Entries from a dataset of interfaces
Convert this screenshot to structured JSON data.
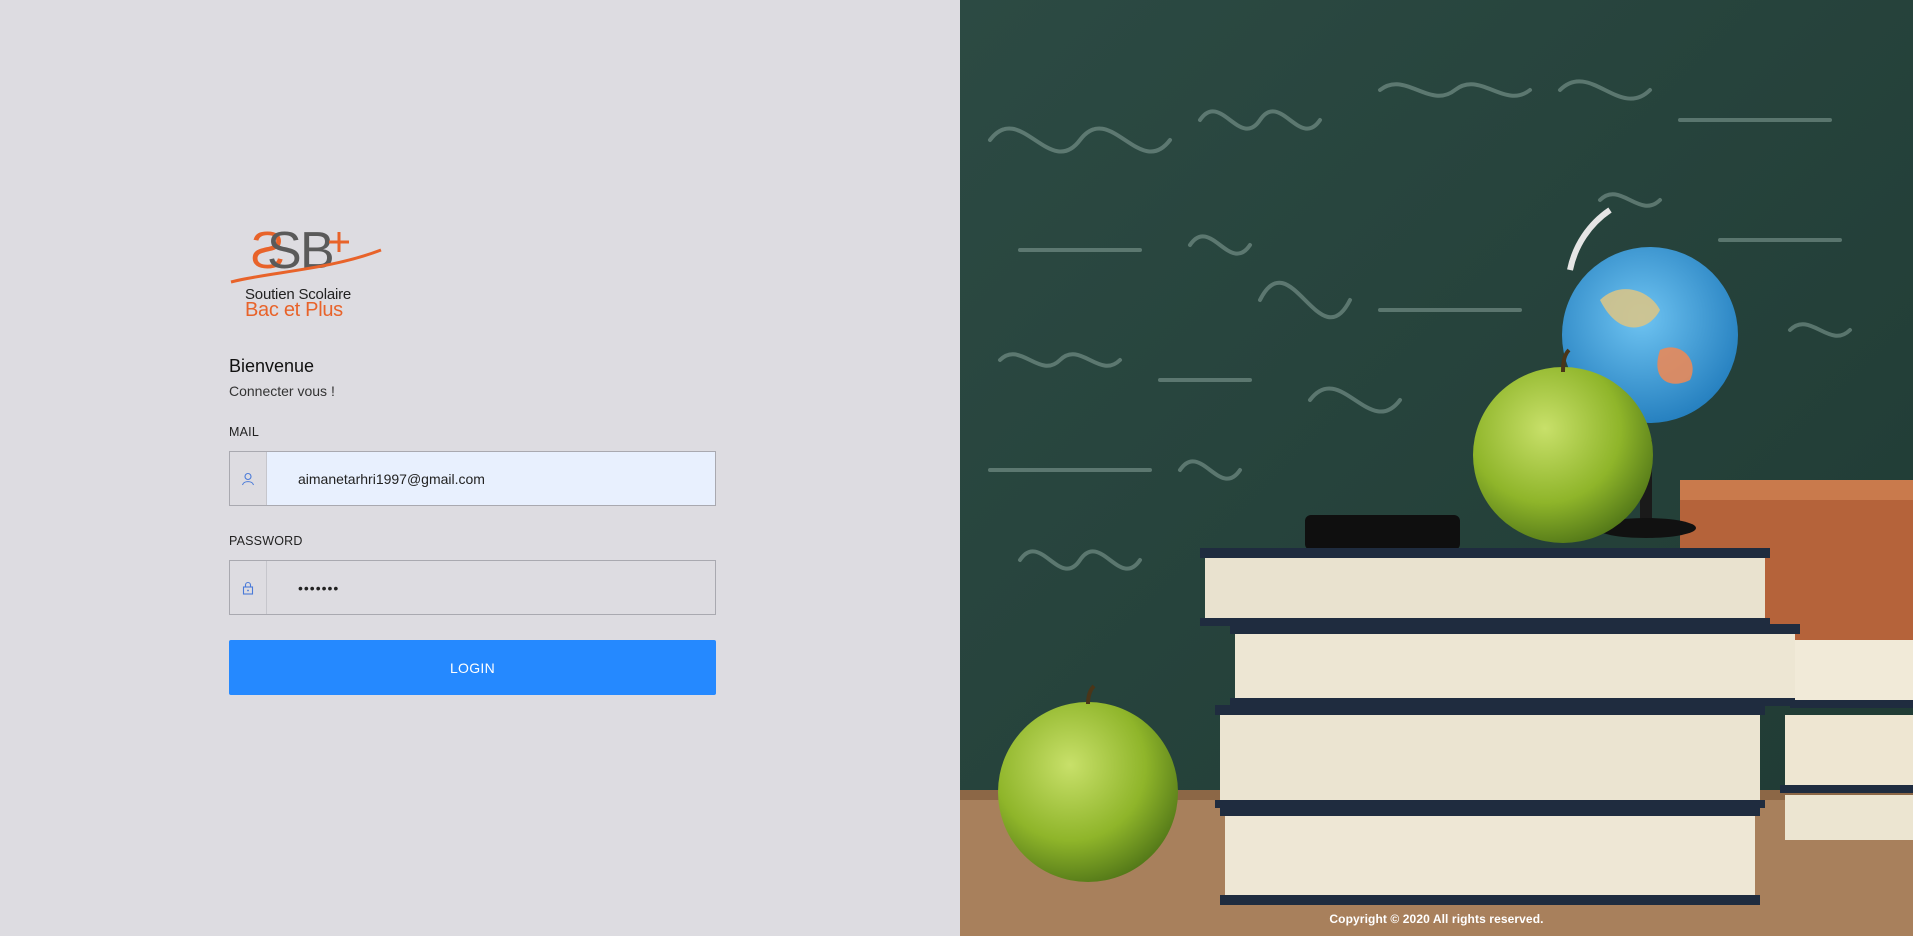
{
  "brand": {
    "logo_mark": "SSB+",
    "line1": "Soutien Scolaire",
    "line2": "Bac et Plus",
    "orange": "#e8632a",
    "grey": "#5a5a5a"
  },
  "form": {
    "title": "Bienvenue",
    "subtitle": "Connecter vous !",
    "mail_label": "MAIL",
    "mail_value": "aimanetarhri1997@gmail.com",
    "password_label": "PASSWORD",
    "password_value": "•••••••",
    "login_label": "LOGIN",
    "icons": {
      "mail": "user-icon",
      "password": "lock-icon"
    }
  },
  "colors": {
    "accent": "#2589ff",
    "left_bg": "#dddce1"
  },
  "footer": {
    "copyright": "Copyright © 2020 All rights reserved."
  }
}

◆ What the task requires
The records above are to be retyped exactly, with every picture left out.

◆ Exercise response
Convert this screenshot to structured JSON data.
{
  "brand": {
    "logo_mark": "SSB+",
    "line1": "Soutien Scolaire",
    "line2": "Bac et Plus",
    "orange": "#e8632a",
    "grey": "#5a5a5a"
  },
  "form": {
    "title": "Bienvenue",
    "subtitle": "Connecter vous !",
    "mail_label": "MAIL",
    "mail_value": "aimanetarhri1997@gmail.com",
    "password_label": "PASSWORD",
    "password_value": "•••••••",
    "login_label": "LOGIN",
    "icons": {
      "mail": "user-icon",
      "password": "lock-icon"
    }
  },
  "colors": {
    "accent": "#2589ff",
    "left_bg": "#dddce1"
  },
  "footer": {
    "copyright": "Copyright © 2020 All rights reserved."
  }
}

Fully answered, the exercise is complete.